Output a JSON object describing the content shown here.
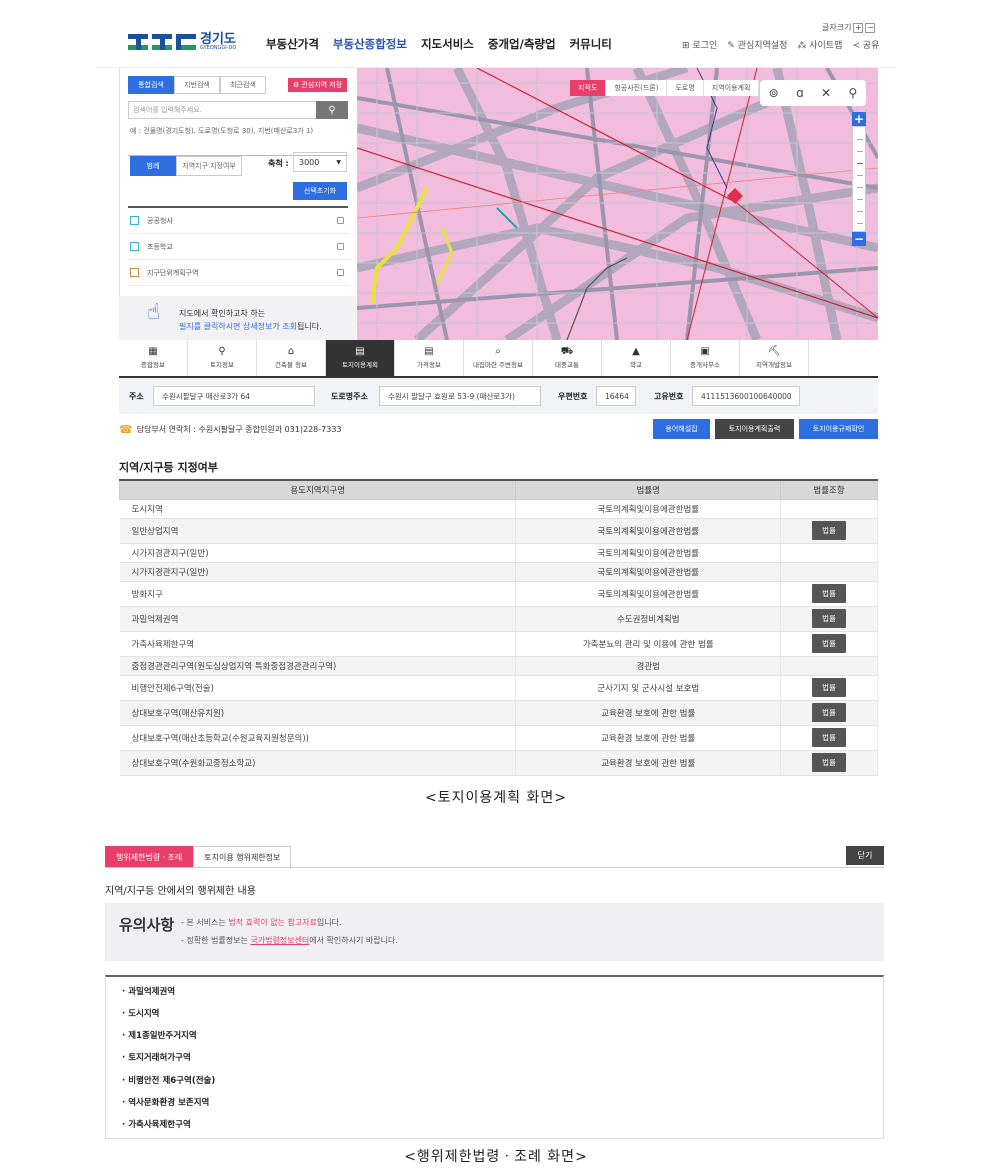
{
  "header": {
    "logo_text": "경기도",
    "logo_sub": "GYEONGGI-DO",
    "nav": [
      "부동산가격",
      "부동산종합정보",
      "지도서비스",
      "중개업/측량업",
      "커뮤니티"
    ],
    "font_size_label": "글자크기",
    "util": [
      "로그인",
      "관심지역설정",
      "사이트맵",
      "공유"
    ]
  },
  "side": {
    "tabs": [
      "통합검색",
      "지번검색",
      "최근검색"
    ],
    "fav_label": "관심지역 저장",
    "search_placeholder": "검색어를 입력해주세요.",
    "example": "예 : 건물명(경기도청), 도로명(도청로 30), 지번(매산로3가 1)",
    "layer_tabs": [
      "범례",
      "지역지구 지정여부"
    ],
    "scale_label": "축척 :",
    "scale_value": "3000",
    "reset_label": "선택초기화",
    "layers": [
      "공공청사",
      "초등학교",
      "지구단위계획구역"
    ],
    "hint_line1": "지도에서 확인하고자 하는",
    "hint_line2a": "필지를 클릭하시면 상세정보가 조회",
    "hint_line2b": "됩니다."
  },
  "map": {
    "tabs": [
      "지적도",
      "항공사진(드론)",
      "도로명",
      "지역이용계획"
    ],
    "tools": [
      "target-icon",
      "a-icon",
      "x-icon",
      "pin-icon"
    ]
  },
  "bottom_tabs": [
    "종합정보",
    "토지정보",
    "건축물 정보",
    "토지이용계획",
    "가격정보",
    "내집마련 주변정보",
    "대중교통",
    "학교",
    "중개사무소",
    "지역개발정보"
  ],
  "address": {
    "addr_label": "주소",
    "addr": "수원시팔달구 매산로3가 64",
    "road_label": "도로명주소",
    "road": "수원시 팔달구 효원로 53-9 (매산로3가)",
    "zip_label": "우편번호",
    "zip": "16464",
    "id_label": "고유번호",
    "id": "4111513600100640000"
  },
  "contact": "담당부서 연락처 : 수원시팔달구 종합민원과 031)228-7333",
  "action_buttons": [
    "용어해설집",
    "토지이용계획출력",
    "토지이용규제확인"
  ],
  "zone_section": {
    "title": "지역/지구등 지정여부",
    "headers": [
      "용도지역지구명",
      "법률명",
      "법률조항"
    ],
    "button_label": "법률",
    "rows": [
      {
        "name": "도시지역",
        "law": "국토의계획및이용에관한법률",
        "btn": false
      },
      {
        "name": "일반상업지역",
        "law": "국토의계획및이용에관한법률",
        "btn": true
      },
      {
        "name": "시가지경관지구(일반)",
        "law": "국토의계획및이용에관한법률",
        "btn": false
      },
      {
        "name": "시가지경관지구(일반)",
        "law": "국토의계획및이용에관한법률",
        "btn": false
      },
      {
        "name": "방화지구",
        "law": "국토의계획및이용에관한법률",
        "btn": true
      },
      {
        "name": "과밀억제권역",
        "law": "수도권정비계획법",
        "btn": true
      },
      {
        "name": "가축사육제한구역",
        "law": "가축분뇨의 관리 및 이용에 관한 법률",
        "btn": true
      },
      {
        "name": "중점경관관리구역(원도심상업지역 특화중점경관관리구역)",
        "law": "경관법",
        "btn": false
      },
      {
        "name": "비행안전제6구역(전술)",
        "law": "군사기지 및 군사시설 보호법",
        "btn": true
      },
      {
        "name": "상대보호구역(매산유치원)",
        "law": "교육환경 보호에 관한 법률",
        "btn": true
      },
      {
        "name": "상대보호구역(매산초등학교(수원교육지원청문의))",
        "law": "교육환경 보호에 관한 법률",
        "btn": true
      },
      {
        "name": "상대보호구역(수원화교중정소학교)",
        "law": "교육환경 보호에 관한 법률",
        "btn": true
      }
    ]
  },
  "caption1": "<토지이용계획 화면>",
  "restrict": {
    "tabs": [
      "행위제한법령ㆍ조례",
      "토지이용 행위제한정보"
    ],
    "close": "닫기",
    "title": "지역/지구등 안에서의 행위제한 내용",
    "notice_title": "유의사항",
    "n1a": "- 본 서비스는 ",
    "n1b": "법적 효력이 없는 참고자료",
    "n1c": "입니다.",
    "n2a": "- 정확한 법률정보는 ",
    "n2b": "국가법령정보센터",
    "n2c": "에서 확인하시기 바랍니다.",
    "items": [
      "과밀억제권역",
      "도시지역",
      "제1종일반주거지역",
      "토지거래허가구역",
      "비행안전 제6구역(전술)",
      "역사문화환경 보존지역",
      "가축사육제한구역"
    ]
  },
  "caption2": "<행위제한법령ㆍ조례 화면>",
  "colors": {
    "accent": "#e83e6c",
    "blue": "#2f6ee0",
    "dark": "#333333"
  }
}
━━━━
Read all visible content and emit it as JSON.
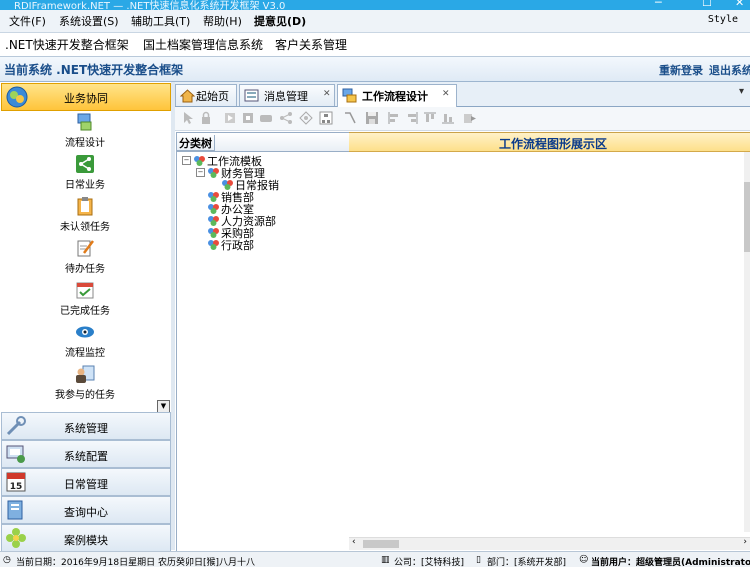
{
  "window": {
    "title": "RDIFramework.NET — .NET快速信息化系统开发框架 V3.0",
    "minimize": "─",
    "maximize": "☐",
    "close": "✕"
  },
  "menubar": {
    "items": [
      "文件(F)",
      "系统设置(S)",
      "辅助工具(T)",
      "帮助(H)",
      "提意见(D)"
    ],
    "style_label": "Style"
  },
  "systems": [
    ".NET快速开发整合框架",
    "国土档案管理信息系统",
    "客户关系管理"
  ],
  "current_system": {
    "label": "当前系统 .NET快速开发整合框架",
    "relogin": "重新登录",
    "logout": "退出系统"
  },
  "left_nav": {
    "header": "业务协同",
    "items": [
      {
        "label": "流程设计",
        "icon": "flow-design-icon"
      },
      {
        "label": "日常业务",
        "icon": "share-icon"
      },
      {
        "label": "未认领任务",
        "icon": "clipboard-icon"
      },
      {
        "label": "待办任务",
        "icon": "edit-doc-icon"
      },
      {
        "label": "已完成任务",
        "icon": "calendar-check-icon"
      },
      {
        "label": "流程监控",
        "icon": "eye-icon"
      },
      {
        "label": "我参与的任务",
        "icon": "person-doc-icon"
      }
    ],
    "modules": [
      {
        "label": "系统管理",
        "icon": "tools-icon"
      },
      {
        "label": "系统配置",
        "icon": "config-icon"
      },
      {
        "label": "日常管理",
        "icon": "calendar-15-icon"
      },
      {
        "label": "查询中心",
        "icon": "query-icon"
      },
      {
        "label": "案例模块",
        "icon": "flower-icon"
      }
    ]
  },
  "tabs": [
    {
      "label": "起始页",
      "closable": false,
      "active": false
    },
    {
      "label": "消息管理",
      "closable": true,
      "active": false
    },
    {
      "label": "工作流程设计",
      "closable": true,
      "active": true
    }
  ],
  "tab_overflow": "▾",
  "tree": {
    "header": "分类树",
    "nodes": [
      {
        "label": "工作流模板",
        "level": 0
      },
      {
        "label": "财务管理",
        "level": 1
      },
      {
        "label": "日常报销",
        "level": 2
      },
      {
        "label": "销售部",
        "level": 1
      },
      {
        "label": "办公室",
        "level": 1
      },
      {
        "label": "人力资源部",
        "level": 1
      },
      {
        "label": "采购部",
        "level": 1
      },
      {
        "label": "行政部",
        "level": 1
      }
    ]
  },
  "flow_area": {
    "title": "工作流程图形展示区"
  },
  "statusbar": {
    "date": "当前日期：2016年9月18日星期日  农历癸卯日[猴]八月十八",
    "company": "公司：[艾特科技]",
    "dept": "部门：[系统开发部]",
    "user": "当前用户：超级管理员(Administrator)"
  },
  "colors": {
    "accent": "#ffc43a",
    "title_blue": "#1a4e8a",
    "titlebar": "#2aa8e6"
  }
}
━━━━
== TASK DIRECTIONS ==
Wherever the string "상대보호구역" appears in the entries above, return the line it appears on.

== EXERCISE ANSWER ==
        "name": "상대보호구역(매산유치원)",
        "name": "상대보호구역(매산초등학교(수원교육지원청문의))",
        "name": "상대보호구역(수원화교중정소학교)",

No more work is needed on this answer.